BEGIN PROVIDED MATERIAL

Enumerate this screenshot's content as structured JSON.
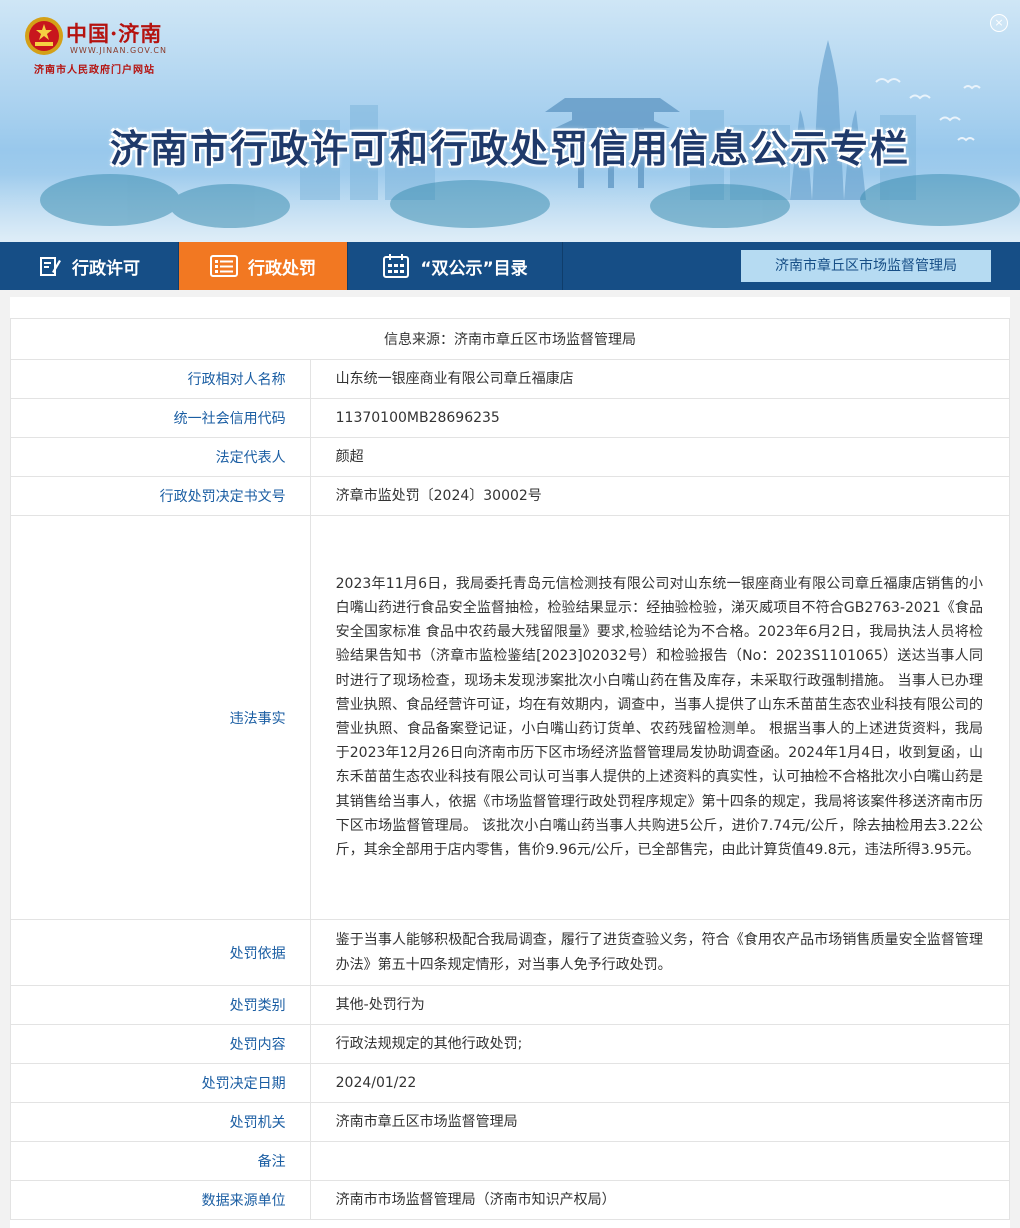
{
  "header": {
    "logo_cn": "中国·济南",
    "logo_url": "WWW.JINAN.GOV.CN",
    "logo_sub": "济南市人民政府门户网站",
    "title": "济南市行政许可和行政处罚信用信息公示专栏",
    "emblem_icon": "national-emblem-icon",
    "close_icon": "close-icon",
    "close_glyph": "×"
  },
  "nav": {
    "items": [
      {
        "label": "行政许可",
        "icon": "document-pen-icon",
        "active": false
      },
      {
        "label": "行政处罚",
        "icon": "list-icon",
        "active": true
      },
      {
        "label": "“双公示”目录",
        "icon": "calendar-icon",
        "active": false
      }
    ],
    "org": "济南市章丘区市场监督管理局",
    "active_color": "#f27822",
    "bar_color": "#164e86"
  },
  "record": {
    "source": "信息来源：济南市章丘区市场监督管理局",
    "rows": [
      {
        "label": "行政相对人名称",
        "value": "山东统一银座商业有限公司章丘福康店"
      },
      {
        "label": "统一社会信用代码",
        "value": "11370100MB28696235"
      },
      {
        "label": "法定代表人",
        "value": "颜超"
      },
      {
        "label": "行政处罚决定书文号",
        "value": "济章市监处罚〔2024〕30002号"
      },
      {
        "label": "违法事实",
        "value": "2023年11月6日，我局委托青岛元信检测技有限公司对山东统一银座商业有限公司章丘福康店销售的小白嘴山药进行食品安全监督抽检，检验结果显示：经抽验检验，涕灭威项目不符合GB2763-2021《食品安全国家标准 食品中农药最大残留限量》要求,检验结论为不合格。2023年6月2日，我局执法人员将检验结果告知书（济章市监检鉴结[2023]02032号）和检验报告（No：2023S1101065）送达当事人同时进行了现场检查，现场未发现涉案批次小白嘴山药在售及库存，未采取行政强制措施。 当事人已办理营业执照、食品经营许可证，均在有效期内，调查中，当事人提供了山东禾苗苗生态农业科技有限公司的营业执照、食品备案登记证，小白嘴山药订货单、农药残留检测单。 根据当事人的上述进货资料，我局于2023年12月26日向济南市历下区市场经济监督管理局发协助调查函。2024年1月4日，收到复函，山东禾苗苗生态农业科技有限公司认可当事人提供的上述资料的真实性，认可抽检不合格批次小白嘴山药是其销售给当事人，依据《市场监督管理行政处罚程序规定》第十四条的规定，我局将该案件移送济南市历下区市场监督管理局。 该批次小白嘴山药当事人共购进5公斤，进价7.74元/公斤，除去抽检用去3.22公斤，其余全部用于店内零售，售价9.96元/公斤，已全部售完，由此计算货值49.8元，违法所得3.95元。"
      },
      {
        "label": "处罚依据",
        "value": "鉴于当事人能够积极配合我局调查，履行了进货查验义务，符合《食用农产品市场销售质量安全监督管理办法》第五十四条规定情形，对当事人免予行政处罚。"
      },
      {
        "label": "处罚类别",
        "value": "其他-处罚行为"
      },
      {
        "label": "处罚内容",
        "value": "行政法规规定的其他行政处罚;"
      },
      {
        "label": "处罚决定日期",
        "value": "2024/01/22"
      },
      {
        "label": "处罚机关",
        "value": "济南市章丘区市场监督管理局"
      },
      {
        "label": "备注",
        "value": ""
      },
      {
        "label": "数据来源单位",
        "value": "济南市市场监督管理局（济南市知识产权局）"
      }
    ]
  }
}
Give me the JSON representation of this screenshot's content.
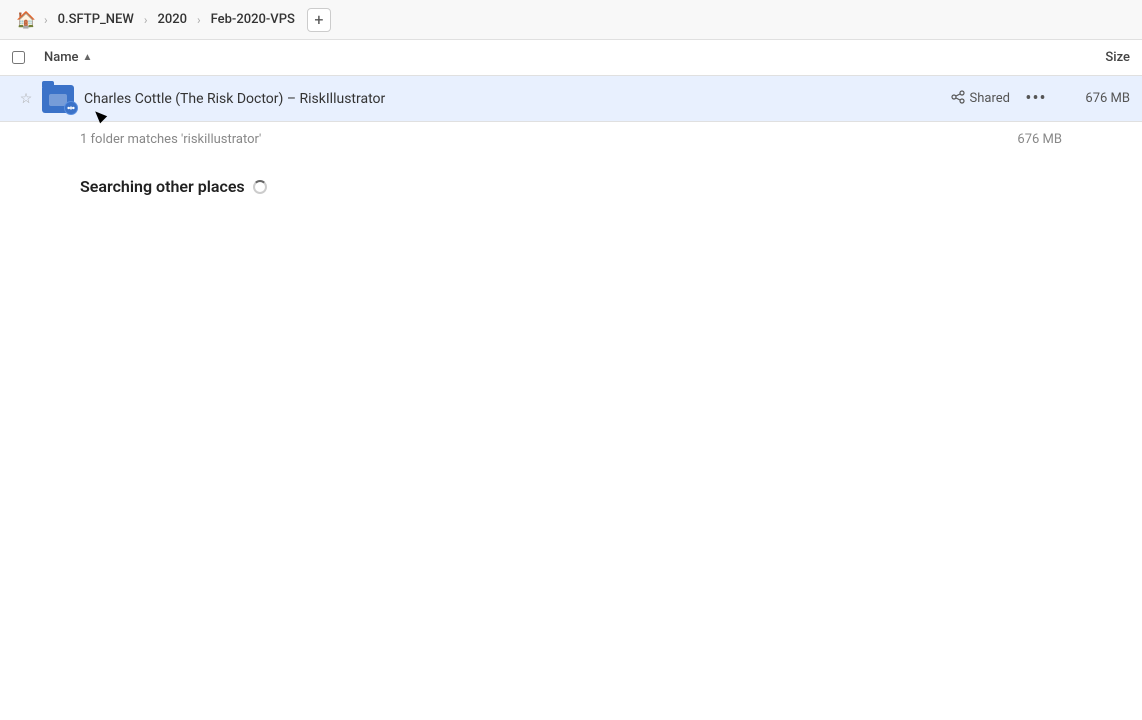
{
  "breadcrumb": {
    "home_icon": "🏠",
    "items": [
      {
        "label": "0.SFTP_NEW"
      },
      {
        "label": "2020"
      },
      {
        "label": "Feb-2020-VPS"
      }
    ],
    "add_label": "+"
  },
  "column_header": {
    "name_label": "Name",
    "sort_arrow": "▲",
    "size_label": "Size"
  },
  "file_row": {
    "name": "Charles Cottle (The Risk Doctor) – RiskIllustrator",
    "shared_label": "Shared",
    "more_icon": "•••",
    "size": "676 MB"
  },
  "summary": {
    "matches_text": "1 folder matches 'riskillustrator'",
    "size": "676 MB"
  },
  "searching": {
    "title": "Searching other places"
  }
}
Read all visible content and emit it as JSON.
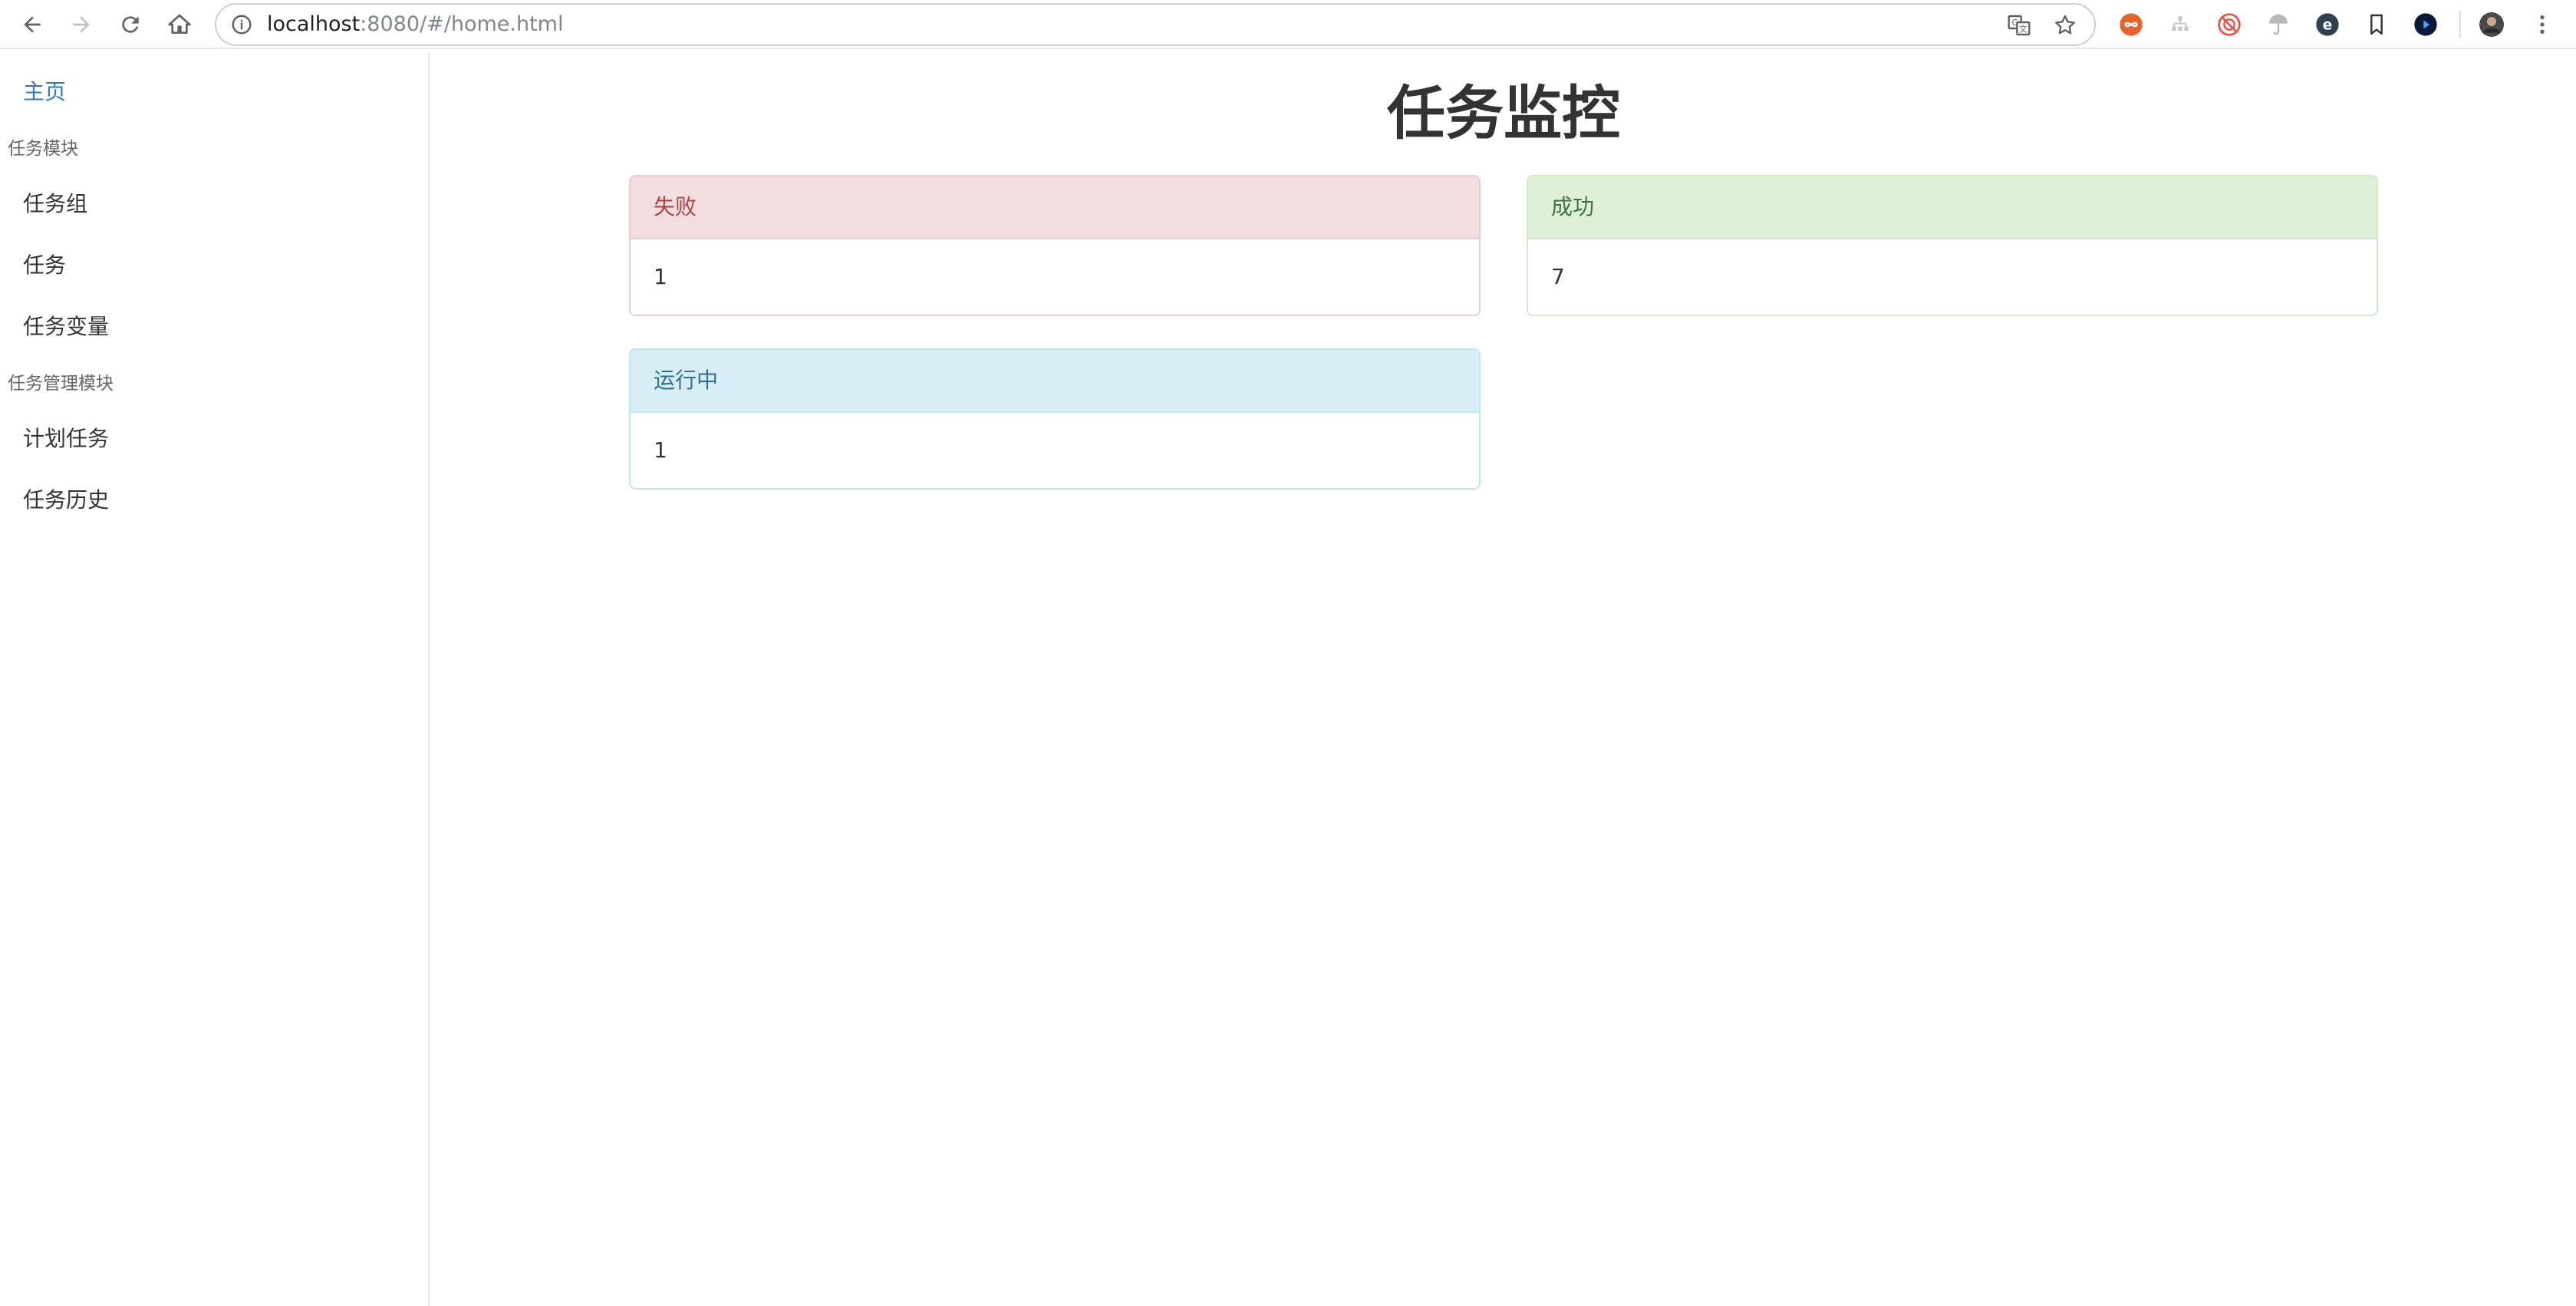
{
  "browser": {
    "url_host": "localhost",
    "url_rest": ":8080/#/home.html"
  },
  "sidebar": {
    "home_label": "主页",
    "sections": [
      {
        "header": "任务模块",
        "items": [
          {
            "label": "任务组"
          },
          {
            "label": "任务"
          },
          {
            "label": "任务变量"
          }
        ]
      },
      {
        "header": "任务管理模块",
        "items": [
          {
            "label": "计划任务"
          },
          {
            "label": "任务历史"
          }
        ]
      }
    ]
  },
  "main": {
    "title": "任务监控",
    "panels": [
      {
        "label": "失败",
        "value": "1",
        "status": "danger",
        "color": "#a94442"
      },
      {
        "label": "成功",
        "value": "7",
        "status": "success",
        "color": "#3c763d"
      },
      {
        "label": "运行中",
        "value": "1",
        "status": "info",
        "color": "#31708f"
      }
    ]
  },
  "icons": {
    "toolbar": [
      "back-icon",
      "forward-icon",
      "reload-icon",
      "home-icon"
    ],
    "omnibox": [
      "info-icon",
      "translate-icon",
      "star-icon"
    ],
    "extensions": [
      "infinity-extension-icon",
      "tree-extension-icon",
      "block-extension-icon",
      "umbrella-extension-icon",
      "e-extension-icon",
      "bookmark-extension-icon",
      "play-extension-icon",
      "avatar",
      "menu-icon"
    ]
  }
}
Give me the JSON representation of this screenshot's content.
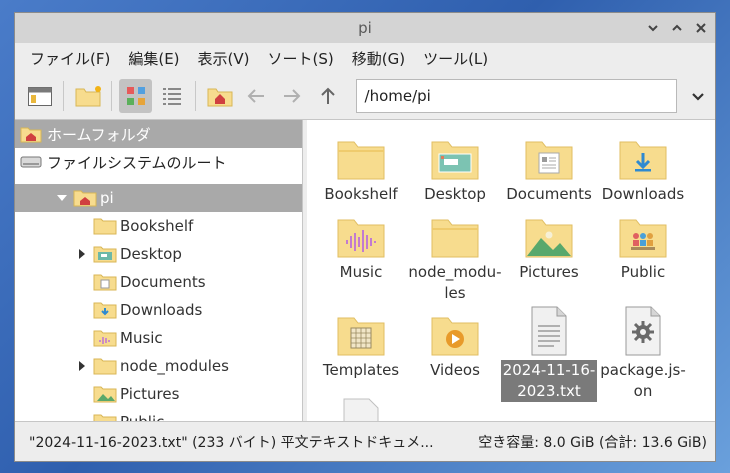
{
  "window": {
    "title": "pi"
  },
  "menu": [
    "ファイル(F)",
    "編集(E)",
    "表示(V)",
    "ソート(S)",
    "移動(G)",
    "ツール(L)"
  ],
  "toolbar": {
    "path": "/home/pi"
  },
  "sidebar": {
    "places": [
      {
        "label": "ホームフォルダ",
        "icon": "home-folder-icon"
      },
      {
        "label": "ファイルシステムのルート",
        "icon": "drive-icon"
      }
    ],
    "tree": [
      {
        "label": "pi",
        "expanded": true
      },
      {
        "label": "Bookshelf"
      },
      {
        "label": "Desktop"
      },
      {
        "label": "Documents"
      },
      {
        "label": "Downloads"
      },
      {
        "label": "Music"
      },
      {
        "label": "node_modules"
      },
      {
        "label": "Pictures"
      },
      {
        "label": "Public"
      }
    ]
  },
  "files": [
    {
      "name": "Bookshelf",
      "kind": "folder"
    },
    {
      "name": "Desktop",
      "kind": "folder-desktop"
    },
    {
      "name": "Documents",
      "kind": "folder-documents"
    },
    {
      "name": "Downloads",
      "kind": "folder-downloads"
    },
    {
      "name": "Music",
      "kind": "folder-music"
    },
    {
      "name": "node_modules",
      "display": "node_modu-\nles",
      "kind": "folder"
    },
    {
      "name": "Pictures",
      "kind": "folder-pictures"
    },
    {
      "name": "Public",
      "kind": "folder-public"
    },
    {
      "name": "Templates",
      "kind": "folder-templates"
    },
    {
      "name": "Videos",
      "kind": "folder-videos"
    },
    {
      "name": "2024-11-16-2023.txt",
      "display": "2024-11-16-\n2023.txt",
      "kind": "text-file",
      "selected": true
    },
    {
      "name": "package.json",
      "display": "package.js-\non",
      "kind": "json-file"
    }
  ],
  "status": {
    "left": "\"2024-11-16-2023.txt\" (233 バイト) 平文テキストドキュメ...",
    "right": "空き容量: 8.0 GiB (合計: 13.6 GiB)"
  },
  "colors": {
    "folder": "#f7dc8e",
    "folder_tab": "#efcb6d",
    "selection": "#a9a9a9"
  }
}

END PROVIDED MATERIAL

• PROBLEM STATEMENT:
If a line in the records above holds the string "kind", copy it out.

• RESPONSE TO THE TASK:
      "kind": "folder"
      "kind": "folder-desktop"
      "kind": "folder-documents"
      "kind": "folder-downloads"
      "kind": "folder-music"
      "kind": "folder"
      "kind": "folder-pictures"
      "kind": "folder-public"
      "kind": "folder-templates"
      "kind": "folder-videos"
      "kind": "text-file",
      "kind": "json-file"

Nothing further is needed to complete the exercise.